(Exercise description):
From the entries below, work out how many lines contain the string "jesienne"; answer with the number alone.

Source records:
....

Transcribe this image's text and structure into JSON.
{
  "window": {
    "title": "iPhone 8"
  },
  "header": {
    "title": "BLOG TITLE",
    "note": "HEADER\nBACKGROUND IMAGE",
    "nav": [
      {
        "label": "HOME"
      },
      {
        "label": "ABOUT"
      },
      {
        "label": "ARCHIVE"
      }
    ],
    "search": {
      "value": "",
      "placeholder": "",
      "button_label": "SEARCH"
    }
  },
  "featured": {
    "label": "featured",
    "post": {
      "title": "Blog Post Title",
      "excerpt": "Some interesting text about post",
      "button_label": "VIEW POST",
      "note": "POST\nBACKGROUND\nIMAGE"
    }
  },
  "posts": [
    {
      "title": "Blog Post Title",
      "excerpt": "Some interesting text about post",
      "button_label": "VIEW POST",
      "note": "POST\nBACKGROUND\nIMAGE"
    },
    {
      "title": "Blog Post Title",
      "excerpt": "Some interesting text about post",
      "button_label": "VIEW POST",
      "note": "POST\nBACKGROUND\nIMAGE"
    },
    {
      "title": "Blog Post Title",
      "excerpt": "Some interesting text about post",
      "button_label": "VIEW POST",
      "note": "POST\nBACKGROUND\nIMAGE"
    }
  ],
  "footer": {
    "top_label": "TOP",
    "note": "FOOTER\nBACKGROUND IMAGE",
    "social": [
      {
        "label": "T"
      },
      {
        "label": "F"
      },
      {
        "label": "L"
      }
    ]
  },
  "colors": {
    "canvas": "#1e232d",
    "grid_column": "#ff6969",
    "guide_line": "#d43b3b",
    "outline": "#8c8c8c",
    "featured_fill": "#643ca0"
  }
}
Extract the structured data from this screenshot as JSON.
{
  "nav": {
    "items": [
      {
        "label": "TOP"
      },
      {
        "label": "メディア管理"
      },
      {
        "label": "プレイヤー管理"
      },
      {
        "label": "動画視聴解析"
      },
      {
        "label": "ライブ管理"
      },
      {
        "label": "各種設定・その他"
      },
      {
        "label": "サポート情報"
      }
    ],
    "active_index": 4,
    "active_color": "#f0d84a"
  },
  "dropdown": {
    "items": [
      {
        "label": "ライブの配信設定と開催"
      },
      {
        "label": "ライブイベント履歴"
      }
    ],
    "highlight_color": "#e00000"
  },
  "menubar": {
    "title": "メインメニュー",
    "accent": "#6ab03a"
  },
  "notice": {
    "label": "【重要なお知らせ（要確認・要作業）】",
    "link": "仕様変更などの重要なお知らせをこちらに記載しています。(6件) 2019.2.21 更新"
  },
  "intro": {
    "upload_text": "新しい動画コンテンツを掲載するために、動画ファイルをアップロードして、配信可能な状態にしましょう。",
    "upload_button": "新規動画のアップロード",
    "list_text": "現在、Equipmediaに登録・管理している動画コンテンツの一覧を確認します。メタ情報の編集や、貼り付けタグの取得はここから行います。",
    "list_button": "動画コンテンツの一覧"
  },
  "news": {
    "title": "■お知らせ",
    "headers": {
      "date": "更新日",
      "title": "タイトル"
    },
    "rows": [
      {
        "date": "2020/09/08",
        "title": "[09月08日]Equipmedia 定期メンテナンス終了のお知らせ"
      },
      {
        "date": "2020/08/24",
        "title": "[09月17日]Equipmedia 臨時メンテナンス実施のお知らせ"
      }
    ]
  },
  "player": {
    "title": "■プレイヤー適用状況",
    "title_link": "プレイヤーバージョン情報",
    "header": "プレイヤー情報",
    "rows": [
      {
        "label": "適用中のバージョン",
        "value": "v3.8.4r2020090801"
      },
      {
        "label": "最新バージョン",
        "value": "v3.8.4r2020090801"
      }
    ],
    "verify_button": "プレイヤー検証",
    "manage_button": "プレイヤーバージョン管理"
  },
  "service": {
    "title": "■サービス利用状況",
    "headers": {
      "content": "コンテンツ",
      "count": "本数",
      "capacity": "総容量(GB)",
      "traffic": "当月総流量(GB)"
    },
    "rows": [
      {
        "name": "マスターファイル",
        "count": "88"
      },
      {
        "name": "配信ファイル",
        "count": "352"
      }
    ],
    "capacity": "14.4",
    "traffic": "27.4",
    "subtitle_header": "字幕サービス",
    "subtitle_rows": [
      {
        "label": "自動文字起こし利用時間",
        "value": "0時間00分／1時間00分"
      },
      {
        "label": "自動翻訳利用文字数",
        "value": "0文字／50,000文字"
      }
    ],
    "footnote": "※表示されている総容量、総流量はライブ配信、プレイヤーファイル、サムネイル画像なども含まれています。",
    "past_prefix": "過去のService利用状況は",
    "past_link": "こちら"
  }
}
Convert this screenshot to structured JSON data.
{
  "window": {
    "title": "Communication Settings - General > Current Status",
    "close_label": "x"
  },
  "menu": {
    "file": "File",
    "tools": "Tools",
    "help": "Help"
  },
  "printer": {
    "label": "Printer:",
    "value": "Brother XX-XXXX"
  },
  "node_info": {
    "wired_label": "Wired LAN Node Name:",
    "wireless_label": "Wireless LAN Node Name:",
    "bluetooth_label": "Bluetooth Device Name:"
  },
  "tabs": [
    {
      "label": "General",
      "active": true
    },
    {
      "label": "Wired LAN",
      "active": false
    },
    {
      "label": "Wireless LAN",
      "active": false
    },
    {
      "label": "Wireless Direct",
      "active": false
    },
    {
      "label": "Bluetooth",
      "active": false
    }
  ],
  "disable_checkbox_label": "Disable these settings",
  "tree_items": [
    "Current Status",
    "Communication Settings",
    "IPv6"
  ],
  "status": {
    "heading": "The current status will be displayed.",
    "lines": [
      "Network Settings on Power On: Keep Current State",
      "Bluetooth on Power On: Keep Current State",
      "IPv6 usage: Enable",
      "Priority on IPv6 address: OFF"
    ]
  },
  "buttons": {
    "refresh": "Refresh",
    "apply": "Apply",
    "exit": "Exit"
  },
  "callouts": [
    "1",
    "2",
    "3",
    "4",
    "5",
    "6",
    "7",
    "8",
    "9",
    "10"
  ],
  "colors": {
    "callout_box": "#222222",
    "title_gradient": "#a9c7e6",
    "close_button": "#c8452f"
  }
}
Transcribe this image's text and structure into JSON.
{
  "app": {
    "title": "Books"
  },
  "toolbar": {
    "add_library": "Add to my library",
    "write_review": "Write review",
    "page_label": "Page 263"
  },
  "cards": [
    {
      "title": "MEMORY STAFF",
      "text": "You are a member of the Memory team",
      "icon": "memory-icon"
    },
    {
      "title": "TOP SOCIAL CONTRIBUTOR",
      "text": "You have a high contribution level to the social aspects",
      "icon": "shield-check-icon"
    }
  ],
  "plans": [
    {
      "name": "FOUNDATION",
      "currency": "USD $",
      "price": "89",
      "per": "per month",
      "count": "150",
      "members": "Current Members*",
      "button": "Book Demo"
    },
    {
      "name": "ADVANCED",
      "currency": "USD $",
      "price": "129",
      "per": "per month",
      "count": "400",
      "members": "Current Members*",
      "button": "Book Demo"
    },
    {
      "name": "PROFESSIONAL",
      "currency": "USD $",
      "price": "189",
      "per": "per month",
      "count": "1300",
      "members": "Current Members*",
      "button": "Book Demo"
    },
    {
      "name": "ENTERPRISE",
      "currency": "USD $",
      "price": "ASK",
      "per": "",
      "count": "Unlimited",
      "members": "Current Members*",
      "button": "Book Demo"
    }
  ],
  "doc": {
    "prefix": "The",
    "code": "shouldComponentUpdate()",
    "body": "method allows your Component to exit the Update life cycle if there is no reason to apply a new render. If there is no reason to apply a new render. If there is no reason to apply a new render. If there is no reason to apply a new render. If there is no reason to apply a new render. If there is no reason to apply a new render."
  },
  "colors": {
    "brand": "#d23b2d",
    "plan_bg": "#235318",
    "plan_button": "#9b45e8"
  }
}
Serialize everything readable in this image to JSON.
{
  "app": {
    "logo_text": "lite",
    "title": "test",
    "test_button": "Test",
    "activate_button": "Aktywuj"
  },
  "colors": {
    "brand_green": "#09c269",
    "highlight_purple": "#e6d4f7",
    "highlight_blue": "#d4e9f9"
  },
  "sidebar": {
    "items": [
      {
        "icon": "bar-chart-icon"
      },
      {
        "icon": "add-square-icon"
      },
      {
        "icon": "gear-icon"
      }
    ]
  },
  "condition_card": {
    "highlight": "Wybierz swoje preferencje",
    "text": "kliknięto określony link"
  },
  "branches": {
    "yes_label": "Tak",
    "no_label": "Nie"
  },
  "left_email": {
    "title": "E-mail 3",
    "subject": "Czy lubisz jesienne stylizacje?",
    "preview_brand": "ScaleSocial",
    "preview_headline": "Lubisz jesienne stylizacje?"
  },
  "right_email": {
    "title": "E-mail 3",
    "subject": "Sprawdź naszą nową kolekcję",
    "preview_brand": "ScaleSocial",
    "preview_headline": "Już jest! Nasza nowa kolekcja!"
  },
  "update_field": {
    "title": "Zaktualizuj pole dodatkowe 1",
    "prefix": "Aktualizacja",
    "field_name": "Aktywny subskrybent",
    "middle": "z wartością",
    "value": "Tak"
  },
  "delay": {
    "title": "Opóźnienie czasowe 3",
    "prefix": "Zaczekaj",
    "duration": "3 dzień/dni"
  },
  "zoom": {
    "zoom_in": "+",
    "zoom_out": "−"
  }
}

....

(Solution for this exercise):
2